If you suspect that your child or someone else has water intoxication, it is important to get medical attention immediately.
How To Fix Breast Milk That Got Mixed With Water or Dilute Infant Formula
If it’s happened already, as a one off, it’s okay if you accidentally added a little water to breast milk.
It’s easy to make mistakes like this, late night feeds combined with a hungry infant daughter or son don’t made for an alert parent!
There is no known supplement to balance water toxicity. Preparation is the key to success in any venture. This is especially true when it comes to feeding your baby. Parents should prepare all bottle feeds, whether breast milk or infant formula, with precision.
If, for example, you’ve realised your mistake while making up the feed, it’s probably best to throw it and start again rather than give the diluted milk. You could also try this wasted breast milk in your child’s bath, or even apply breast milk to baby’s hair to reduce hair loss.
Take Away on Adding Water to Breast Milk or Infant Formula
Mixing breast milk with water is unnecessary and can mess with the balance of salts in your baby’s blood stream, preventing them accessing full nutrition from your milk. Regular bottles can also disrupt moms supply. If you do pump, you can mix breast milk with properly prepared formula, but avoid mixing with tap water.
Ensure to mix formula following the guidelines properly.
The best way to ensure that your baby is getting enough fluids is to put them to the breast on demand.
Though you can give your baby water when they’re older than 6 months, before then it’s unnecessary and can actually dilute the nutrients in their breastmilk. If you’re giving your baby a bottle of water for any reason (maybe to calm them down or comfort them), ensure that it is a tiny amount in small increments.
Your child does not need anything other than formula milk or breast milk for the first 6 months. If you wish to add water before this stage, speak to your pediatrician for advice. It is likely that your pediatrician will recommend that you wait until your infant has started eating solids at around six months of age.
If there is any concern that your infants might have consumed more water than they should have, watch closely for symptoms, ensuring future feedings are properly made up. As a one off, it’s likely to be fine
This article was written by Sandra Baker – full time writer and the mother of four amazing kids (including twins!)

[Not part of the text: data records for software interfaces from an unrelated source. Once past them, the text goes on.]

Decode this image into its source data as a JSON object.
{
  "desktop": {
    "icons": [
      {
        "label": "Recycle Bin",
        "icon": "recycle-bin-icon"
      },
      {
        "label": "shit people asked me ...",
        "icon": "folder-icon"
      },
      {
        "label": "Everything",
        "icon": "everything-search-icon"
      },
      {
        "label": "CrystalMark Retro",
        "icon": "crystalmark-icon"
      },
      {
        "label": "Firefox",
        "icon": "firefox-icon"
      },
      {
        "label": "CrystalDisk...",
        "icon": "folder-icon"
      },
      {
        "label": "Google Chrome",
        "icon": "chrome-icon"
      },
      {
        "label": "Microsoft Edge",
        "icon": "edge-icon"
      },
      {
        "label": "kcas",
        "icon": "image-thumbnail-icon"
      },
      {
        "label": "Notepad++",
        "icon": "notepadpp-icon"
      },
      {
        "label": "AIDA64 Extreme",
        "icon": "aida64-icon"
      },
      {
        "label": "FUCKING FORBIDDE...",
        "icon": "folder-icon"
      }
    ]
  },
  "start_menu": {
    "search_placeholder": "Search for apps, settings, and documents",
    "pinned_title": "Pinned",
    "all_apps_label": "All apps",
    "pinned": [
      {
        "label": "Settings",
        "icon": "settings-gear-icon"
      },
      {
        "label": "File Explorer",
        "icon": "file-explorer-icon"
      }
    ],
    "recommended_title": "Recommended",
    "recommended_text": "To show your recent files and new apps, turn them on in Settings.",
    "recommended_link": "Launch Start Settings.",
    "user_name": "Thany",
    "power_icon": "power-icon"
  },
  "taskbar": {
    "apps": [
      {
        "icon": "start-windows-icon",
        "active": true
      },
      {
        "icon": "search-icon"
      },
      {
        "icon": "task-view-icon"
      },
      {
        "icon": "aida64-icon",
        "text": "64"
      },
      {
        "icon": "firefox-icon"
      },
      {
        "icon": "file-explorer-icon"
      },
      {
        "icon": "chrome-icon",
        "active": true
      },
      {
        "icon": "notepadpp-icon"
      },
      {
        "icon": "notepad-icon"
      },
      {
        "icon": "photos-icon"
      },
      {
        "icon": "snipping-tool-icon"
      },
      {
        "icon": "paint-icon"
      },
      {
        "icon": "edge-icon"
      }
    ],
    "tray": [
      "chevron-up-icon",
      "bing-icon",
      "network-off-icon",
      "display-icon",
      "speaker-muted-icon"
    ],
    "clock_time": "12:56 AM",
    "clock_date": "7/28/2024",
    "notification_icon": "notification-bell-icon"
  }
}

She’s also a breastfeeding counselor and has spent years helping new parents learn how to care for their children. When she’s not writing or caring for her children, Sandra likes to spend time reading and taking walks with her husband.